Just as I had finished my early May column I was sent some info about a new expression of The Epicurean from Douglas Laing & Co. – The Epicurean Cognac Cask Finished Limited Edition. The Epicurean is their Lowland malt and the second of their single cask Wood Series releases with it where DL seeks to demonstrate the significant impact the cask can have on the Whisky.. No samples so we’re told, “an overriding tropical style with lychee, fiery ginger, sandalwood and coconut as a result of the finishing in two specially selected French Cognac casks”. It’s bottled at 46%abv and no chill-filtration.
This time the cask selection was led by CEO, Chris Leggat and he considers it, “A rather exciting – certainly distinguished – addition to the family”. The Epicurean generally is also one they encourage you to play with using mixers or in cocktails and this one is no different. It will retail at around £59.99 in the UK. No price indication for other markets.

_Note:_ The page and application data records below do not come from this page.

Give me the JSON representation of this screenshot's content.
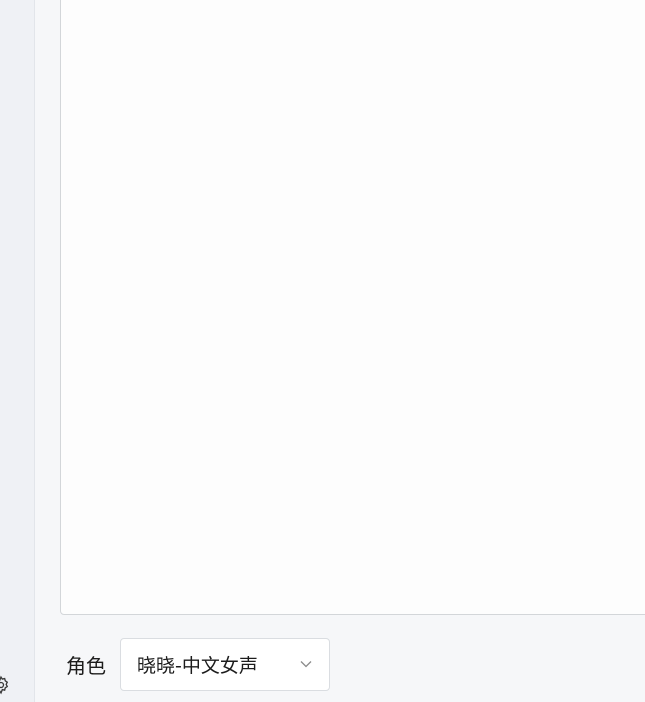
{
  "icons": {
    "settings": "gear-icon",
    "dropdown": "chevron-down-icon"
  },
  "editor": {
    "value": ""
  },
  "voice": {
    "label": "角色",
    "selected": "晓晓-中文女声"
  },
  "colors": {
    "sidebar_bg": "#eff1f5",
    "main_bg": "#f6f7f9",
    "editor_bg": "#fdfdfd"
  }
}
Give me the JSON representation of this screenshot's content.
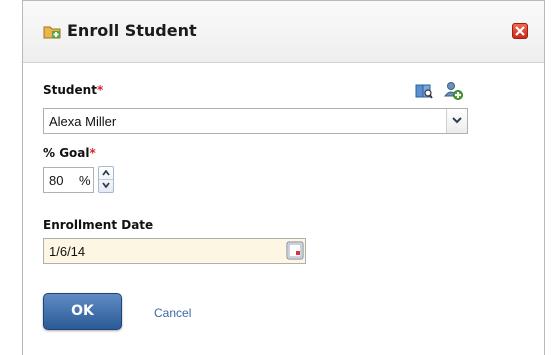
{
  "dialog": {
    "title": "Enroll Student",
    "title_icon": "enroll-folder-icon",
    "close_icon": "close-icon"
  },
  "form": {
    "student": {
      "label": "Student",
      "required_mark": "*",
      "selected_value": "Alexa Miller",
      "lookup_icon": "lookup-book-icon",
      "add_icon": "add-user-icon"
    },
    "goal": {
      "label": "% Goal",
      "required_mark": "*",
      "value": "80",
      "unit": "%"
    },
    "enrollment_date": {
      "label": "Enrollment Date",
      "value": "1/6/14",
      "calendar_icon": "calendar-icon"
    }
  },
  "buttons": {
    "ok_label": "OK",
    "cancel_label": "Cancel"
  },
  "colors": {
    "accent": "#2b5a98",
    "required": "#d9252a",
    "date_field_bg": "#fdf6e3",
    "link": "#3a6aa8"
  }
}
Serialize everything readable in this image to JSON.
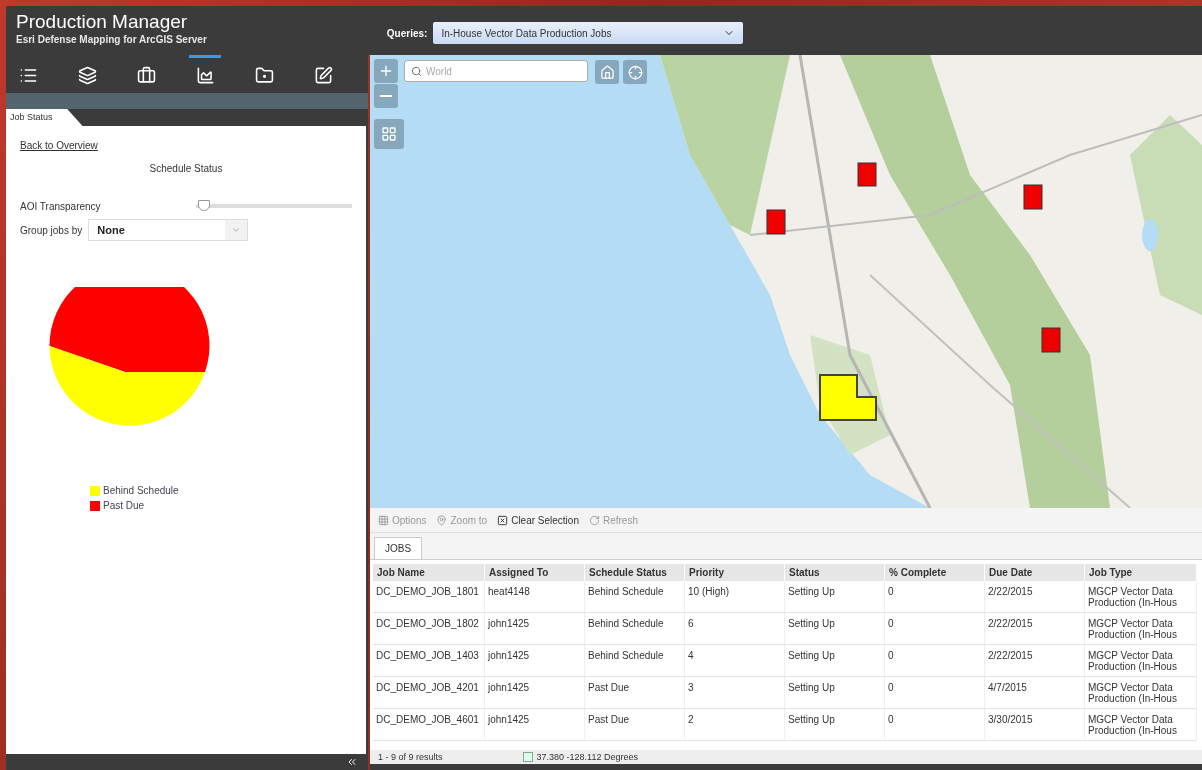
{
  "header": {
    "title": "Production Manager",
    "subtitle": "Esri Defense Mapping for ArcGIS Server",
    "queries_label": "Queries:",
    "query": "In-House Vector Data Production Jobs"
  },
  "sidebar": {
    "toolbar": [
      {
        "kind": "list",
        "selected": false
      },
      {
        "kind": "layers",
        "selected": false
      },
      {
        "kind": "briefcase",
        "selected": false
      },
      {
        "kind": "chart",
        "selected": true
      },
      {
        "kind": "folder",
        "selected": false
      },
      {
        "kind": "notes",
        "selected": false
      }
    ],
    "tab": "Job Status",
    "back_link": "Back to Overview",
    "section_title": "Schedule Status",
    "transparency": {
      "label": "AOI Transparency",
      "level": 0.05
    },
    "group_by": {
      "label": "Group jobs by",
      "value": "None"
    },
    "legend": [
      {
        "label": "Behind Schedule",
        "color": "#ffff00"
      },
      {
        "label": "Past Due",
        "color": "#ff0000"
      }
    ]
  },
  "map": {
    "search": {
      "placeholder": "World"
    }
  },
  "grid_toolbar": [
    {
      "kind": "options",
      "label": "Options",
      "disabled": true
    },
    {
      "kind": "zoom",
      "label": "Zoom to",
      "disabled": true
    },
    {
      "kind": "clear",
      "label": "Clear Selection",
      "disabled": false
    },
    {
      "kind": "refresh",
      "label": "Refresh",
      "disabled": true
    }
  ],
  "table": {
    "tab": "JOBS",
    "columns": [
      "Job Name",
      "Assigned To",
      "Schedule Status",
      "Priority",
      "Status",
      "% Complete",
      "Due Date",
      "Job Type"
    ],
    "rows": [
      [
        "DC_DEMO_JOB_1801",
        "heat4148",
        "Behind Schedule",
        "10 (High)",
        "Setting Up",
        "0",
        "2/22/2015",
        "MGCP Vector Data Production (In-Hous"
      ],
      [
        "DC_DEMO_JOB_1802",
        "john1425",
        "Behind Schedule",
        "6",
        "Setting Up",
        "0",
        "2/22/2015",
        "MGCP Vector Data Production (In-Hous"
      ],
      [
        "DC_DEMO_JOB_1403",
        "john1425",
        "Behind Schedule",
        "4",
        "Setting Up",
        "0",
        "2/22/2015",
        "MGCP Vector Data Production (In-Hous"
      ],
      [
        "DC_DEMO_JOB_4201",
        "john1425",
        "Past Due",
        "3",
        "Setting Up",
        "0",
        "4/7/2015",
        "MGCP Vector Data Production (In-Hous"
      ],
      [
        "DC_DEMO_JOB_4601",
        "john1425",
        "Past Due",
        "2",
        "Setting Up",
        "0",
        "3/30/2015",
        "MGCP Vector Data Production (In-Hous"
      ]
    ]
  },
  "footer": {
    "results": "1 - 9 of 9 results",
    "coordinates": "37.380 -128.112 Degrees"
  }
}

On pricing, this week I ordered my bottle of one distillery’s bottle for the cancelled Feis Ile. No problem with the price of the bottle but when I got to the checkout the shipping charge was over £15! Apparently the shipment company is based in Germany. I’m gobsmacked, disgruntled, feeling a bit ripped off. It’s not the distillery’s fault. What can their HQ be thinking? I’ve ordered other things from Islay’s distilleries, the most recent being a bottle a few months back and the shipping charge was less than half of that.
A note recently from Glenfarclas telling me that their visitor centre will be closed for the rest of this year. Sad but sensible given all the quarantine restrictions in various places and some countries managing the virus better than others. They want to protect both their visitors and their lovely staff. I’ve spoken to one or two other distilleries but their response is that further decisions are still to be taken on when/if they might be open again. However, it wouldn’t surprise me if others did follow suit. If I hear more, I’ll post it here.
A bottle of one of the world’s oldest surviving cognacs – Gautier Cognac 1762 – broke a world record this week after selling fror £118,580 at an online auction. Not that I’m being competitive or anything but much more recent whiskies than 1762 have done better than that! Till June, keep smiling and keep well. Maybe a dram a day keeps the doctor away…(but only as part of responsible drinking).